▶ _Problem requirements_
From top to bottom, return the records that follow exactly.
+++ Input for this task +++
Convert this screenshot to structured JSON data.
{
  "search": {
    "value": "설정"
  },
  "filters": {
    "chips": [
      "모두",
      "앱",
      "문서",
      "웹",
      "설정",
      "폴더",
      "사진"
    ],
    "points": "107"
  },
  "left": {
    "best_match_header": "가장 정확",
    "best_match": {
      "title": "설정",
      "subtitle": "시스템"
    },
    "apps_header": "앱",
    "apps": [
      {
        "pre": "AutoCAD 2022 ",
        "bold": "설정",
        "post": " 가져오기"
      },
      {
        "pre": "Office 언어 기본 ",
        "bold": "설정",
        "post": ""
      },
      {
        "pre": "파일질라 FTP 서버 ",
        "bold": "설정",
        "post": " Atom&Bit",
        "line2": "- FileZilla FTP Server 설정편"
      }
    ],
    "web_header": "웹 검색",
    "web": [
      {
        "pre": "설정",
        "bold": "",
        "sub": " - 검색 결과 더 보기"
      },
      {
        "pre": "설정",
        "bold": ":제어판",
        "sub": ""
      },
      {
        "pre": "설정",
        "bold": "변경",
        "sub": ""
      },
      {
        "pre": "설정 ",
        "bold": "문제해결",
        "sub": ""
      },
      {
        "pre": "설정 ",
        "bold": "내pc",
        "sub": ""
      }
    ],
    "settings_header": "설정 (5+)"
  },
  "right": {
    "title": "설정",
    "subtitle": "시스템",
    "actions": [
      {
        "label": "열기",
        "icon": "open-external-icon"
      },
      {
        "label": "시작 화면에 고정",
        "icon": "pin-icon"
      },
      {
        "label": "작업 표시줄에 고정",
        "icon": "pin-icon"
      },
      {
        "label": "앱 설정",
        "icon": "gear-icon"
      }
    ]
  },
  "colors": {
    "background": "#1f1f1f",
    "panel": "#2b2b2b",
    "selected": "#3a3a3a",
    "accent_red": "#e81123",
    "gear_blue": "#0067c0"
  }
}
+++
▶ _Result_
Convert this screenshot to structured JSON data.
{
  "search": {
    "value": "설정"
  },
  "filters": {
    "chips": [
      "모두",
      "앱",
      "문서",
      "웹",
      "설정",
      "폴더",
      "사진"
    ],
    "points": "107"
  },
  "left": {
    "best_match_header": "가장 정확",
    "best_match": {
      "title": "설정",
      "subtitle": "시스템"
    },
    "apps_header": "앱",
    "apps": [
      {
        "pre": "AutoCAD 2022 ",
        "bold": "설정",
        "post": " 가져오기"
      },
      {
        "pre": "Office 언어 기본 ",
        "bold": "설정",
        "post": ""
      },
      {
        "pre": "파일질라 FTP 서버 ",
        "bold": "설정",
        "post": " Atom&Bit",
        "line2": "- FileZilla FTP Server 설정편"
      }
    ],
    "web_header": "웹 검색",
    "web": [
      {
        "pre": "설정",
        "bold": "",
        "sub": " - 검색 결과 더 보기"
      },
      {
        "pre": "설정",
        "bold": ":제어판",
        "sub": ""
      },
      {
        "pre": "설정",
        "bold": "변경",
        "sub": ""
      },
      {
        "pre": "설정 ",
        "bold": "문제해결",
        "sub": ""
      },
      {
        "pre": "설정 ",
        "bold": "내pc",
        "sub": ""
      }
    ],
    "settings_header": "설정 (5+)"
  },
  "right": {
    "title": "설정",
    "subtitle": "시스템",
    "actions": [
      {
        "label": "열기",
        "icon": "open-external-icon"
      },
      {
        "label": "시작 화면에 고정",
        "icon": "pin-icon"
      },
      {
        "label": "작업 표시줄에 고정",
        "icon": "pin-icon"
      },
      {
        "label": "앱 설정",
        "icon": "gear-icon"
      }
    ]
  },
  "colors": {
    "background": "#1f1f1f",
    "panel": "#2b2b2b",
    "selected": "#3a3a3a",
    "accent_red": "#e81123",
    "gear_blue": "#0067c0"
  }
}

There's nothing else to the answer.